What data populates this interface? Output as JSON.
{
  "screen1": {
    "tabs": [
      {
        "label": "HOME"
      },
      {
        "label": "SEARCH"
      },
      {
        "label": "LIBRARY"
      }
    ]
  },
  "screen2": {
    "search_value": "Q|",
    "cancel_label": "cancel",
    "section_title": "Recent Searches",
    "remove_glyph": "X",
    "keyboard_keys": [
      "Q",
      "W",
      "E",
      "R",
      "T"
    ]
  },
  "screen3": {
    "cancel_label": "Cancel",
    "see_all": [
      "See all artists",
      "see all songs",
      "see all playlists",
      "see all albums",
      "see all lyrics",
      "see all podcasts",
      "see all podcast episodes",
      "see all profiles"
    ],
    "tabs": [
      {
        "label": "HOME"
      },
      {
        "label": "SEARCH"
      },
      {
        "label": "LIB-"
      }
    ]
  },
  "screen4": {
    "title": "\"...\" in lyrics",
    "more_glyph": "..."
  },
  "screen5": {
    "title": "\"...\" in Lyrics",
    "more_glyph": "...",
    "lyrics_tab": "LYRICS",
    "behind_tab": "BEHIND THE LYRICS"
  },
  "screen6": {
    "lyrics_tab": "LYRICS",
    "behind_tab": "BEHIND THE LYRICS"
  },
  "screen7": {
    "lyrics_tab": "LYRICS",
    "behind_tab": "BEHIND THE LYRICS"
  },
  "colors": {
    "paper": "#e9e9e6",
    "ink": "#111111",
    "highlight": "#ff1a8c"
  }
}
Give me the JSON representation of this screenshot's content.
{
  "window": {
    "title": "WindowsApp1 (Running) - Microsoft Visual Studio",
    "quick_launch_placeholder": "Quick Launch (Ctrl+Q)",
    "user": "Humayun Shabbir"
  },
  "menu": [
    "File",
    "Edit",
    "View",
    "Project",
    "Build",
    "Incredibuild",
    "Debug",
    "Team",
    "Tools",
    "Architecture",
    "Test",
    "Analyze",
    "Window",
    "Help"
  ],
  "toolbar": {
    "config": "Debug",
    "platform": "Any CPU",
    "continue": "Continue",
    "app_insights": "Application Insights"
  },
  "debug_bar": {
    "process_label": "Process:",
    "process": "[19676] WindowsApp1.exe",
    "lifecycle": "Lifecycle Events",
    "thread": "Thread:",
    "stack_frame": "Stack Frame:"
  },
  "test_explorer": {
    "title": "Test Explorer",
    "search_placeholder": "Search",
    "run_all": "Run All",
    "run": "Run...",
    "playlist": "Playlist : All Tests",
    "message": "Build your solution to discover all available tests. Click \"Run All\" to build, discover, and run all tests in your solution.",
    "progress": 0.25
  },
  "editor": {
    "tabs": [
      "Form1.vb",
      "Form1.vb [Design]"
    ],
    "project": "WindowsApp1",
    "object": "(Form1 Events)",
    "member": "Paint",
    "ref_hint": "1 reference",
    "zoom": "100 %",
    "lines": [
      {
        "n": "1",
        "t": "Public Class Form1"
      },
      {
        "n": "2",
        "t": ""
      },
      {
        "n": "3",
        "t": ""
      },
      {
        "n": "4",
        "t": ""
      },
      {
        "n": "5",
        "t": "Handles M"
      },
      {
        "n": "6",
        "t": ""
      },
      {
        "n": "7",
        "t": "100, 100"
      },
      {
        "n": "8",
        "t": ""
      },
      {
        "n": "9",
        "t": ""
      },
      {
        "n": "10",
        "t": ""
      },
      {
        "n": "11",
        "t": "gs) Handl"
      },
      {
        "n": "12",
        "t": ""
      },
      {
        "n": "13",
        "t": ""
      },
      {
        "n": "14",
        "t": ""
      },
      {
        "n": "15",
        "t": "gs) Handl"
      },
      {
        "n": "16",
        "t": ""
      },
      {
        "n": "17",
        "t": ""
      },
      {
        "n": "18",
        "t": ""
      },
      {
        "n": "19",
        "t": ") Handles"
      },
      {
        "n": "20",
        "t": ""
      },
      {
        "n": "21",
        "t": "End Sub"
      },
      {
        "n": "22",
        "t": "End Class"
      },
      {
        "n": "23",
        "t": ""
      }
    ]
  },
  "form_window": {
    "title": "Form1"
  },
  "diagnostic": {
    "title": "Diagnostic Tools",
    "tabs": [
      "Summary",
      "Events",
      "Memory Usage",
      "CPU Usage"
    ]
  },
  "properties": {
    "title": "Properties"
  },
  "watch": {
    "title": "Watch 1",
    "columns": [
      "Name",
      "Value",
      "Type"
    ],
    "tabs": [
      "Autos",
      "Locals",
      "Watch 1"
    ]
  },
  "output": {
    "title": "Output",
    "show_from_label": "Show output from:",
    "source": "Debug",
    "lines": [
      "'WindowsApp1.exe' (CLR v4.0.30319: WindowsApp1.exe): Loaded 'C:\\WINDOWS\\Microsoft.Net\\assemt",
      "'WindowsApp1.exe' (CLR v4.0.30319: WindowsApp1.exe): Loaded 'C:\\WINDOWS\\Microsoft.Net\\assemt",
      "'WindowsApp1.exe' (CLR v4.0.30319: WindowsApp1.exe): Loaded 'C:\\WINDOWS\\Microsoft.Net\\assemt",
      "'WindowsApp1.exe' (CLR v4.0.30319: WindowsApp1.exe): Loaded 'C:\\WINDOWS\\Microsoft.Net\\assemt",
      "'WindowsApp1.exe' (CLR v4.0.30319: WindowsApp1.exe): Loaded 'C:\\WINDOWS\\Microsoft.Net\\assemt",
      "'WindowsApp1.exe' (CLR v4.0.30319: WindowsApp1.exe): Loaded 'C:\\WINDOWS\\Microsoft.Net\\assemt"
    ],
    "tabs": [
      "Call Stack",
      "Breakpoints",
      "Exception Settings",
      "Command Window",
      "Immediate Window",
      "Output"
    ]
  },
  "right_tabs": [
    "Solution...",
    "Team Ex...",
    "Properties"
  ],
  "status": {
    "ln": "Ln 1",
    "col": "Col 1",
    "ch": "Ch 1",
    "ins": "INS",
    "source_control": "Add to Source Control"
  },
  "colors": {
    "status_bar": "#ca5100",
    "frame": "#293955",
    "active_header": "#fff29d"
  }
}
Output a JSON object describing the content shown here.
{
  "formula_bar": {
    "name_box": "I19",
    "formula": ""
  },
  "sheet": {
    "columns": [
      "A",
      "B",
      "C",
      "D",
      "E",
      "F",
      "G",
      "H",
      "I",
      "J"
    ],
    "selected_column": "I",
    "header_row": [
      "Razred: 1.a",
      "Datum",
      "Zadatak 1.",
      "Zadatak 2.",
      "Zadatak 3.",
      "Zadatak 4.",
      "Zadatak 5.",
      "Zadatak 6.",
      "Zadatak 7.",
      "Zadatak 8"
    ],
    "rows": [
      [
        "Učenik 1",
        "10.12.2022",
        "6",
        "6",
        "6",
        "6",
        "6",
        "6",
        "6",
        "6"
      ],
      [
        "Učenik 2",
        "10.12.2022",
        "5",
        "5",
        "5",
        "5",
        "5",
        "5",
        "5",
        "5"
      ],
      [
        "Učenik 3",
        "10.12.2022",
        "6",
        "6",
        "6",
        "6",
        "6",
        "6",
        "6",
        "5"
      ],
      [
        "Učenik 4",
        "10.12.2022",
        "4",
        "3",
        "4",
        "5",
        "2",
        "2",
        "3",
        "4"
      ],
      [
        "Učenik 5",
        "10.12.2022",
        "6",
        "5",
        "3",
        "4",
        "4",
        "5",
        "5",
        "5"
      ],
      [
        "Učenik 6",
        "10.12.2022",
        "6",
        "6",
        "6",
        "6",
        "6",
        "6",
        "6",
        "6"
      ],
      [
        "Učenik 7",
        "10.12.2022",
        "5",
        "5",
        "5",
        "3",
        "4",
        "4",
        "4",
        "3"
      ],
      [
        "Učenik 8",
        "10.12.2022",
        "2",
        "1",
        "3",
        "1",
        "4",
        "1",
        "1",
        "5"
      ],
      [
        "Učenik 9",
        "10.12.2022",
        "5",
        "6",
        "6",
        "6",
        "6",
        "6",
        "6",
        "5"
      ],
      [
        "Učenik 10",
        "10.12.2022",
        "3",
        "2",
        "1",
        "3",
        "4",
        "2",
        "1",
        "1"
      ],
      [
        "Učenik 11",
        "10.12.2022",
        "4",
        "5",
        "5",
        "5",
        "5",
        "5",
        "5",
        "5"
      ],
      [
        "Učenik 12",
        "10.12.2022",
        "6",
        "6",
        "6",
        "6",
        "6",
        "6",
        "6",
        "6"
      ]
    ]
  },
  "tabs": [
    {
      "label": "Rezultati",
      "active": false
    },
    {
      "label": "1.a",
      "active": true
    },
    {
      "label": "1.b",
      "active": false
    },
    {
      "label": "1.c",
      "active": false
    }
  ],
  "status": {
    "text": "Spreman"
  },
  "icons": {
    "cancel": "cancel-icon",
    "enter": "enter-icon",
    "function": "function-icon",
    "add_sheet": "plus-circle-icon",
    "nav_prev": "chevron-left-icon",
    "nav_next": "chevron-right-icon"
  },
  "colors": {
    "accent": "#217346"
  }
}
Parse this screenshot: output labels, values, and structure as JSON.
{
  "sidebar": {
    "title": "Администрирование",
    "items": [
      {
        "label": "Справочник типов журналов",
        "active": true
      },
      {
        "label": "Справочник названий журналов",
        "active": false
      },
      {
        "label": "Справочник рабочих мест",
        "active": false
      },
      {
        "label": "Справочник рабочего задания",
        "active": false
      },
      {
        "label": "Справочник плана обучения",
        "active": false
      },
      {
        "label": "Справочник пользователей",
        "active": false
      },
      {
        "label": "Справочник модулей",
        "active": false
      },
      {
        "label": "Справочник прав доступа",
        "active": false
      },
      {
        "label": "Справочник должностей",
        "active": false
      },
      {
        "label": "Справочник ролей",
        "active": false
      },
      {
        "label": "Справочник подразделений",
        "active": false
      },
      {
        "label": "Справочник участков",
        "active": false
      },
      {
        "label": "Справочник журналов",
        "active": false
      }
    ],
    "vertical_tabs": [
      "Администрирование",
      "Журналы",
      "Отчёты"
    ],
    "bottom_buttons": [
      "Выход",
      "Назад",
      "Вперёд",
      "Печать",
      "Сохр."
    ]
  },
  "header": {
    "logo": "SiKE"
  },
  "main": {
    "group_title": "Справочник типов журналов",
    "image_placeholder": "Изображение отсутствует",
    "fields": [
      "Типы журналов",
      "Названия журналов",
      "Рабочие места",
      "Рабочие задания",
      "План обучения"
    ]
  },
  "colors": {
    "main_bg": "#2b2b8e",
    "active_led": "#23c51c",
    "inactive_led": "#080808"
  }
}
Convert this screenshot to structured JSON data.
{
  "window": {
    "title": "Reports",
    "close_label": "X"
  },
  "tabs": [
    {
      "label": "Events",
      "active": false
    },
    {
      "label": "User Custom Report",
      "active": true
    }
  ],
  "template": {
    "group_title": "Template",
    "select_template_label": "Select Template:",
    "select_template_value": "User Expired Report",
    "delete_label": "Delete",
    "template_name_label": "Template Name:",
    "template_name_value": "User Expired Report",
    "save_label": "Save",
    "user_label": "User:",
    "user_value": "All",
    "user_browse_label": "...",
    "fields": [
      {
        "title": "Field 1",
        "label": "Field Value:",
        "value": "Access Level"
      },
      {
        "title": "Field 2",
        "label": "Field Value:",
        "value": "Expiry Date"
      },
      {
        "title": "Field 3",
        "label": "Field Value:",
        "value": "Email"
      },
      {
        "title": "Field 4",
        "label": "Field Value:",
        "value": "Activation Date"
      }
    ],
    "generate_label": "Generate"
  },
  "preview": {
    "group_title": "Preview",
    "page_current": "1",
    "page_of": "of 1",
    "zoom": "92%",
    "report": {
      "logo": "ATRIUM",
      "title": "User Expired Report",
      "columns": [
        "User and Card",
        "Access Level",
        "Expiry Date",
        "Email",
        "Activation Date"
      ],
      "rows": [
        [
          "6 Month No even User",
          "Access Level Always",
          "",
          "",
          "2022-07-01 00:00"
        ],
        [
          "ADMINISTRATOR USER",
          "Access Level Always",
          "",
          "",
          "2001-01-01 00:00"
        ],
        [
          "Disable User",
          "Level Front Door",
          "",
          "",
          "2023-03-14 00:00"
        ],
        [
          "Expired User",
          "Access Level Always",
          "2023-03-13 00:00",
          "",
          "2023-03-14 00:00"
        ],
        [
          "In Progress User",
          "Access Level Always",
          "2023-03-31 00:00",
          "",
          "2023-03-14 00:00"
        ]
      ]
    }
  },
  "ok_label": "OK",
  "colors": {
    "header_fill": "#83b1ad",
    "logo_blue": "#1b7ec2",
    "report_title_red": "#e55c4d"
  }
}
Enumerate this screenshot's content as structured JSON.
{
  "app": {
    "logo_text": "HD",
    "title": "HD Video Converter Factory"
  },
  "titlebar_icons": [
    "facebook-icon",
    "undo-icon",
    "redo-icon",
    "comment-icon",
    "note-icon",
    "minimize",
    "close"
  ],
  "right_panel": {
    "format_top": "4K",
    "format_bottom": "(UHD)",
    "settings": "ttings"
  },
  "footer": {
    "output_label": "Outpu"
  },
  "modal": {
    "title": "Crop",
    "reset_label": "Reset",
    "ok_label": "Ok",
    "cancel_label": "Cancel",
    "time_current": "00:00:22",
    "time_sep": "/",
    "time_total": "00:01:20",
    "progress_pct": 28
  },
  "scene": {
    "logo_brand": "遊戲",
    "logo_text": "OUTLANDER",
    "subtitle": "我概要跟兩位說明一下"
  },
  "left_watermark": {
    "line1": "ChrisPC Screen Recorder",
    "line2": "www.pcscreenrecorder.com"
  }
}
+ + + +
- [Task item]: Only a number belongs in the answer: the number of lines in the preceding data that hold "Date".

- [Answer section]: 4